A-Z of Universities: Warwick

Click to follow
The Independent Culture
Age: 33

History: A Sixties university set up in the aftermath of the Robbins report, built on a green-field site. Scorned by the left - viz Warwick University by EP Thompson - for its close links with industry, is now lauded to the skies for its success in every sphere, especially for attracting money from industry and for overall excellence

Address: South-east Midlands, close to Coventry and Leamington Spa

Ambience: Modern campus, more than 720 acres of sculptures, man-made lakes, nature and Sixties and Seventies architecture in beige brick. Dreaming spires this is not. The university is currently undergoing massive pounds 26m redevelopment to make the facilities even spiffier

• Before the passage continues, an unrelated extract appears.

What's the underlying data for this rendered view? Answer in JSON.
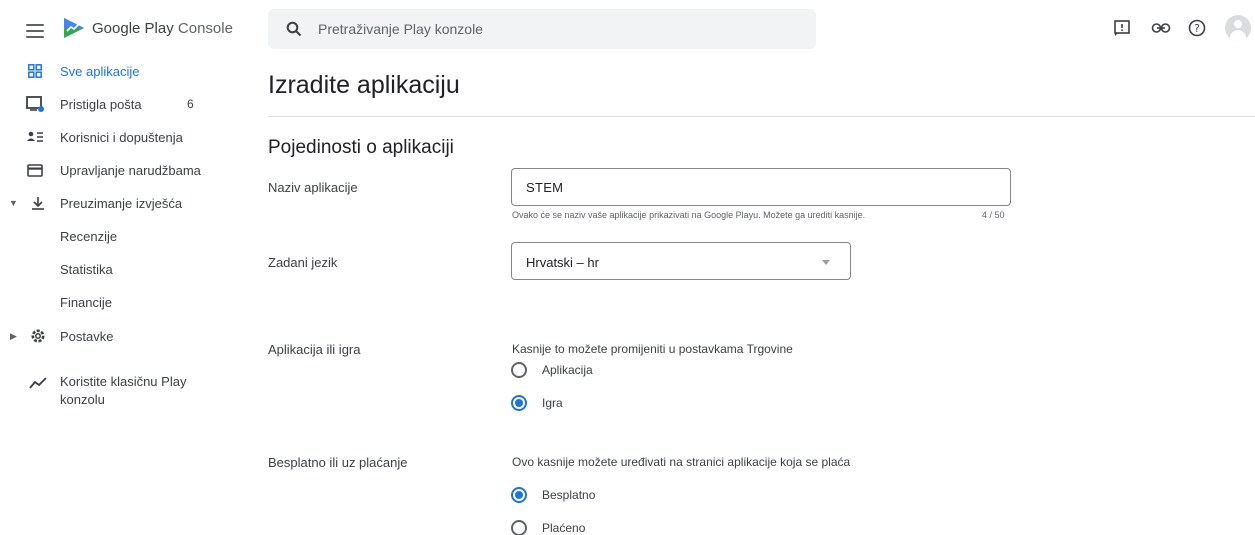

Vital statistics: Now one of Britain's top universities, a member of the unofficial Ivy League, highly rated for research and teaching with a thriving science park and innovation centre. Has wisely chosen to concentrate its efforts on business, science and engineering. Includes a swanky business school and sees itself as a research university. About 40 per cent of all students are postgrads

Added value: Hard-headed approach and links with industry have brought rewards. More than 60 per cent of its income comes from commercial activities. Very New Labour. Tony Blair approves. In the election campaign, he said: "Warwick is at the cutting edge of what has to happen for the future." Research is done with industry via the Warwick Manufacturing Group which has a turnover of pounds 45m and works with more than 500 companies world-wide

Easy to get into? Nope. For maths you need three As at A-level. For business studies, law and history AAB. For theatre studies and biological sciences, you need ABB

Glittering alumni: Val Gooding, chief executive, BUPA; Dr Kim Howells, Labour's consumer affairs minister; Rosemary Thorne, finance director, Sainsbury's; Estelle Morris, schools minister; Peter Salmon, controller, BBC1 TV; Tim Mason, marketing director, Tesco; Anne Fine, author; Sir Malcolm Bates, chairman, Pearl Group; Jenny Bond, BBC TV roy-al correspondent

Who's the boss: No-nonsense Sir Brian Follett, a biologist and Fellow of the Royal Society

Teaching: 21 out of a maximum of 24 for French, Italian; 23 for German, and communication and media studies; 24 for sociology with social policy and administration, and for drama, dance, cinematics

Research: Ranked eighth in the 1996 research assessment exercise. Achieved tip-top five in computer science, history and maths; and top-grade five in applied social studies, biological sciences, economics, film and television studies, French, sociology, statistics, theatre studies and the Warwick Business School

Financial health: In the black

Nightlife: Big extension to students' union has released more space for relaxation. New bar called South Central doubles as a deli counter during the day. Seven-day-a-week entertainment programme. The Cooler lives up to its name. Oasis visited before they were famous

Cheap to live in? University and private rents pounds 35-pounds 50 a week

Buzz phrase: Wack off (what you do to the dregs of your pint)

Next week: University of the West of England in Bristol